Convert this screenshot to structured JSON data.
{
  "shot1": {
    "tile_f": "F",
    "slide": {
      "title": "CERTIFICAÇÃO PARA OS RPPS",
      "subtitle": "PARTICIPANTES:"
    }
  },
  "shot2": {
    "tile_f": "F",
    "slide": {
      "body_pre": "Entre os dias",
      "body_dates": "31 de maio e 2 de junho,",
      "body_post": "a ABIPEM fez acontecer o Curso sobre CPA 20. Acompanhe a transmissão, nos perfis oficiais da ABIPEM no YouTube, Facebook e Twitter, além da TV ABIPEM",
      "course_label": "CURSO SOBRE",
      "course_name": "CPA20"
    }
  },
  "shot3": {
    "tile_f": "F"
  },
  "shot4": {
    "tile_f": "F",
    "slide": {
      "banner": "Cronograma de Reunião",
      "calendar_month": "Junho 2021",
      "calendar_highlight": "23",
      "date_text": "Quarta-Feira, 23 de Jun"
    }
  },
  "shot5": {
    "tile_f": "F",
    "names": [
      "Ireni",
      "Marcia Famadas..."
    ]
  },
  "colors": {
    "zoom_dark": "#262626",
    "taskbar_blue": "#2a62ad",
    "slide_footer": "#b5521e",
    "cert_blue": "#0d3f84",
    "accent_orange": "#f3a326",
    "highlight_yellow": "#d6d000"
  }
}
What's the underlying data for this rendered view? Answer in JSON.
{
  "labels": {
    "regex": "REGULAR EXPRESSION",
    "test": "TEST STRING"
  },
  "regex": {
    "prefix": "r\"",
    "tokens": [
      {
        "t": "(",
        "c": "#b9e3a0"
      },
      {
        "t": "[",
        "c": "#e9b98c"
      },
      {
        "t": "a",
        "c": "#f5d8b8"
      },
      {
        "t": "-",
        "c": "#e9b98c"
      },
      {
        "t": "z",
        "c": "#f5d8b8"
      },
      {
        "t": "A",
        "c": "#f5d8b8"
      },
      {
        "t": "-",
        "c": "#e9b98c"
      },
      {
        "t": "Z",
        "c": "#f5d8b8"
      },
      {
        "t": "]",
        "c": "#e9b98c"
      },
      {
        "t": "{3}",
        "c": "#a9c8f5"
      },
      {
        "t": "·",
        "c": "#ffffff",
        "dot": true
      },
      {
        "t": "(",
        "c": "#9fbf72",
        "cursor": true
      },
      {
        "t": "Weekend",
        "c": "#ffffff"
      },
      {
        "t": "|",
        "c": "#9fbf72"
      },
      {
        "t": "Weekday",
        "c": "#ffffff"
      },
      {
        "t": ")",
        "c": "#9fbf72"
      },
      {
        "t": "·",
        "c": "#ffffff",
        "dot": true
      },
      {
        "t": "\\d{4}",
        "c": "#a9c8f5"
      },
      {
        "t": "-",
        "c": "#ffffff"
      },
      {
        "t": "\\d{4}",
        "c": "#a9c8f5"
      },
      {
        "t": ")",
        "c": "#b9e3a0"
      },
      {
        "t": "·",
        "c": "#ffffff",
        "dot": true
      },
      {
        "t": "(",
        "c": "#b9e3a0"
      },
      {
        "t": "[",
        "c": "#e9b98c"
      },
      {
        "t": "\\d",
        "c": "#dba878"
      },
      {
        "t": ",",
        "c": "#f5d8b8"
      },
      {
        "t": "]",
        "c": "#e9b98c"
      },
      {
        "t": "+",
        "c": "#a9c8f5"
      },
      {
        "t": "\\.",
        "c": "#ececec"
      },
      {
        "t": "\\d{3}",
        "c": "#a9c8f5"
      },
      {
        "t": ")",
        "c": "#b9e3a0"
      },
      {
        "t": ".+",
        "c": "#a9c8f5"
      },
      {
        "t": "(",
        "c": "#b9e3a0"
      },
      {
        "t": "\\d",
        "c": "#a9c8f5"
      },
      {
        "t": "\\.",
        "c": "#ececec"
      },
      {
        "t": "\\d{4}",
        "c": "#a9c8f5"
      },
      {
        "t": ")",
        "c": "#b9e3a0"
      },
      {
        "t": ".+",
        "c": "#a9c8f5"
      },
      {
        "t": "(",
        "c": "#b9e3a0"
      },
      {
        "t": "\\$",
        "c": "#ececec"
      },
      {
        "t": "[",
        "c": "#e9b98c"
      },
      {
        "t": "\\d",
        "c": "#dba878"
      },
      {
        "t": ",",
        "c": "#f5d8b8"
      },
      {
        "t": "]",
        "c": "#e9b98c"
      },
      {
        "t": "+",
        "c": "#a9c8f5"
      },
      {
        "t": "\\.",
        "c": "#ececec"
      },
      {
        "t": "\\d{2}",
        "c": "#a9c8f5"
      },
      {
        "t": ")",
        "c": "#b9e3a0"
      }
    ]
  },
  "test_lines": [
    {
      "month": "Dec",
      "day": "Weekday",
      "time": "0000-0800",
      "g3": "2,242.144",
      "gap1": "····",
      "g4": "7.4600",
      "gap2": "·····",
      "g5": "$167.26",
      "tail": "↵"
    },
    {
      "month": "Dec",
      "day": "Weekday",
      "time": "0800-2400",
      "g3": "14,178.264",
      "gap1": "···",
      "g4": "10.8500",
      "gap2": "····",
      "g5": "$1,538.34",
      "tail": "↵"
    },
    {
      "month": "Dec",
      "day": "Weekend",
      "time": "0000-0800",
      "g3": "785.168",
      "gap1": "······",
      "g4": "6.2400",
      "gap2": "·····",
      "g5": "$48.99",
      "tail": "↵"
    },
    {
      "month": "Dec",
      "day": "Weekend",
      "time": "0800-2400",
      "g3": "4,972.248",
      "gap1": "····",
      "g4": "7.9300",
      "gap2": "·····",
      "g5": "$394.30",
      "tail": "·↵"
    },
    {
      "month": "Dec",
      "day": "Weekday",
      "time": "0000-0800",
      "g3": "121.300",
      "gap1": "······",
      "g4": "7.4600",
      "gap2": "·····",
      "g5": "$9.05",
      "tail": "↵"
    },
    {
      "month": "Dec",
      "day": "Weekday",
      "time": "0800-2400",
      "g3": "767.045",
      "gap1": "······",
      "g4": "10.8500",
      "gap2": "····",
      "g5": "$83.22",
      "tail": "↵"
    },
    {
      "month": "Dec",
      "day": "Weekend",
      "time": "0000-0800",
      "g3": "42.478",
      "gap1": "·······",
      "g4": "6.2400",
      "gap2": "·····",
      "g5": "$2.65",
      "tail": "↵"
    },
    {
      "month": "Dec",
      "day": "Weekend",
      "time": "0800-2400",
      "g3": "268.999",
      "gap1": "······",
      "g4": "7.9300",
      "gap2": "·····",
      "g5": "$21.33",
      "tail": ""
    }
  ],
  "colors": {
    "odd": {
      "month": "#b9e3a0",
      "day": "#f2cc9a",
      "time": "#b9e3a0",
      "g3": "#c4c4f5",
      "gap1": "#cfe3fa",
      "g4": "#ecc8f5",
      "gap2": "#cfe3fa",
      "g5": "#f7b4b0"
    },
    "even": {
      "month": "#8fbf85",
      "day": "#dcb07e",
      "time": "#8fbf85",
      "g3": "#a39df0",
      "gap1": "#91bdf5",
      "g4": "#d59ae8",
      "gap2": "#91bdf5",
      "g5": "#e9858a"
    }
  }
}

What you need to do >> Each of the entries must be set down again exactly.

Answer section >>
Convert this screenshot to structured JSON data.
{
  "shot1": {
    "tile_f": "F",
    "slide": {
      "title": "CERTIFICAÇÃO PARA OS RPPS",
      "subtitle": "PARTICIPANTES:"
    }
  },
  "shot2": {
    "tile_f": "F",
    "slide": {
      "body_pre": "Entre os dias",
      "body_dates": "31 de maio e 2 de junho,",
      "body_post": "a ABIPEM fez acontecer o Curso sobre CPA 20. Acompanhe a transmissão, nos perfis oficiais da ABIPEM no YouTube, Facebook e Twitter, além da TV ABIPEM",
      "course_label": "CURSO SOBRE",
      "course_name": "CPA20"
    }
  },
  "shot3": {
    "tile_f": "F"
  },
  "shot4": {
    "tile_f": "F",
    "slide": {
      "banner": "Cronograma de Reunião",
      "calendar_month": "Junho 2021",
      "calendar_highlight": "23",
      "date_text": "Quarta-Feira, 23 de Jun"
    }
  },
  "shot5": {
    "tile_f": "F",
    "names": [
      "Ireni",
      "Marcia Famadas..."
    ]
  },
  "colors": {
    "zoom_dark": "#262626",
    "taskbar_blue": "#2a62ad",
    "slide_footer": "#b5521e",
    "cert_blue": "#0d3f84",
    "accent_orange": "#f3a326",
    "highlight_yellow": "#d6d000"
  }
}
What's the underlying data for this rendered view? Answer in JSON.
{
  "labels": {
    "regex": "REGULAR EXPRESSION",
    "test": "TEST STRING"
  },
  "regex": {
    "prefix": "r\"",
    "tokens": [
      {
        "t": "(",
        "c": "#b9e3a0"
      },
      {
        "t": "[",
        "c": "#e9b98c"
      },
      {
        "t": "a",
        "c": "#f5d8b8"
      },
      {
        "t": "-",
        "c": "#e9b98c"
      },
      {
        "t": "z",
        "c": "#f5d8b8"
      },
      {
        "t": "A",
        "c": "#f5d8b8"
      },
      {
        "t": "-",
        "c": "#e9b98c"
      },
      {
        "t": "Z",
        "c": "#f5d8b8"
      },
      {
        "t": "]",
        "c": "#e9b98c"
      },
      {
        "t": "{3}",
        "c": "#a9c8f5"
      },
      {
        "t": "·",
        "c": "#ffffff",
        "dot": true
      },
      {
        "t": "(",
        "c": "#9fbf72",
        "cursor": true
      },
      {
        "t": "Weekend",
        "c": "#ffffff"
      },
      {
        "t": "|",
        "c": "#9fbf72"
      },
      {
        "t": "Weekday",
        "c": "#ffffff"
      },
      {
        "t": ")",
        "c": "#9fbf72"
      },
      {
        "t": "·",
        "c": "#ffffff",
        "dot": true
      },
      {
        "t": "\\d{4}",
        "c": "#a9c8f5"
      },
      {
        "t": "-",
        "c": "#ffffff"
      },
      {
        "t": "\\d{4}",
        "c": "#a9c8f5"
      },
      {
        "t": ")",
        "c": "#b9e3a0"
      },
      {
        "t": "·",
        "c": "#ffffff",
        "dot": true
      },
      {
        "t": "(",
        "c": "#b9e3a0"
      },
      {
        "t": "[",
        "c": "#e9b98c"
      },
      {
        "t": "\\d",
        "c": "#dba878"
      },
      {
        "t": ",",
        "c": "#f5d8b8"
      },
      {
        "t": "]",
        "c": "#e9b98c"
      },
      {
        "t": "+",
        "c": "#a9c8f5"
      },
      {
        "t": "\\.",
        "c": "#ececec"
      },
      {
        "t": "\\d{3}",
        "c": "#a9c8f5"
      },
      {
        "t": ")",
        "c": "#b9e3a0"
      },
      {
        "t": ".+",
        "c": "#a9c8f5"
      },
      {
        "t": "(",
        "c": "#b9e3a0"
      },
      {
        "t": "\\d",
        "c": "#a9c8f5"
      },
      {
        "t": "\\.",
        "c": "#ececec"
      },
      {
        "t": "\\d{4}",
        "c": "#a9c8f5"
      },
      {
        "t": ")",
        "c": "#b9e3a0"
      },
      {
        "t": ".+",
        "c": "#a9c8f5"
      },
      {
        "t": "(",
        "c": "#b9e3a0"
      },
      {
        "t": "\\$",
        "c": "#ececec"
      },
      {
        "t": "[",
        "c": "#e9b98c"
      },
      {
        "t": "\\d",
        "c": "#dba878"
      },
      {
        "t": ",",
        "c": "#f5d8b8"
      },
      {
        "t": "]",
        "c": "#e9b98c"
      },
      {
        "t": "+",
        "c": "#a9c8f5"
      },
      {
        "t": "\\.",
        "c": "#ececec"
      },
      {
        "t": "\\d{2}",
        "c": "#a9c8f5"
      },
      {
        "t": ")",
        "c": "#b9e3a0"
      }
    ]
  },
  "test_lines": [
    {
      "month": "Dec",
      "day": "Weekday",
      "time": "0000-0800",
      "g3": "2,242.144",
      "gap1": "····",
      "g4": "7.4600",
      "gap2": "·····",
      "g5": "$167.26",
      "tail": "↵"
    },
    {
      "month": "Dec",
      "day": "Weekday",
      "time": "0800-2400",
      "g3": "14,178.264",
      "gap1": "···",
      "g4": "10.8500",
      "gap2": "····",
      "g5": "$1,538.34",
      "tail": "↵"
    },
    {
      "month": "Dec",
      "day": "Weekend",
      "time": "0000-0800",
      "g3": "785.168",
      "gap1": "······",
      "g4": "6.2400",
      "gap2": "·····",
      "g5": "$48.99",
      "tail": "↵"
    },
    {
      "month": "Dec",
      "day": "Weekend",
      "time": "0800-2400",
      "g3": "4,972.248",
      "gap1": "····",
      "g4": "7.9300",
      "gap2": "·····",
      "g5": "$394.30",
      "tail": "·↵"
    },
    {
      "month": "Dec",
      "day": "Weekday",
      "time": "0000-0800",
      "g3": "121.300",
      "gap1": "······",
      "g4": "7.4600",
      "gap2": "·····",
      "g5": "$9.05",
      "tail": "↵"
    },
    {
      "month": "Dec",
      "day": "Weekday",
      "time": "0800-2400",
      "g3": "767.045",
      "gap1": "······",
      "g4": "10.8500",
      "gap2": "····",
      "g5": "$83.22",
      "tail": "↵"
    },
    {
      "month": "Dec",
      "day": "Weekend",
      "time": "0000-0800",
      "g3": "42.478",
      "gap1": "·······",
      "g4": "6.2400",
      "gap2": "·····",
      "g5": "$2.65",
      "tail": "↵"
    },
    {
      "month": "Dec",
      "day": "Weekend",
      "time": "0800-2400",
      "g3": "268.999",
      "gap1": "······",
      "g4": "7.9300",
      "gap2": "·····",
      "g5": "$21.33",
      "tail": ""
    }
  ],
  "colors": {
    "odd": {
      "month": "#b9e3a0",
      "day": "#f2cc9a",
      "time": "#b9e3a0",
      "g3": "#c4c4f5",
      "gap1": "#cfe3fa",
      "g4": "#ecc8f5",
      "gap2": "#cfe3fa",
      "g5": "#f7b4b0"
    },
    "even": {
      "month": "#8fbf85",
      "day": "#dcb07e",
      "time": "#8fbf85",
      "g3": "#a39df0",
      "gap1": "#91bdf5",
      "g4": "#d59ae8",
      "gap2": "#91bdf5",
      "g5": "#e9858a"
    }
  }
}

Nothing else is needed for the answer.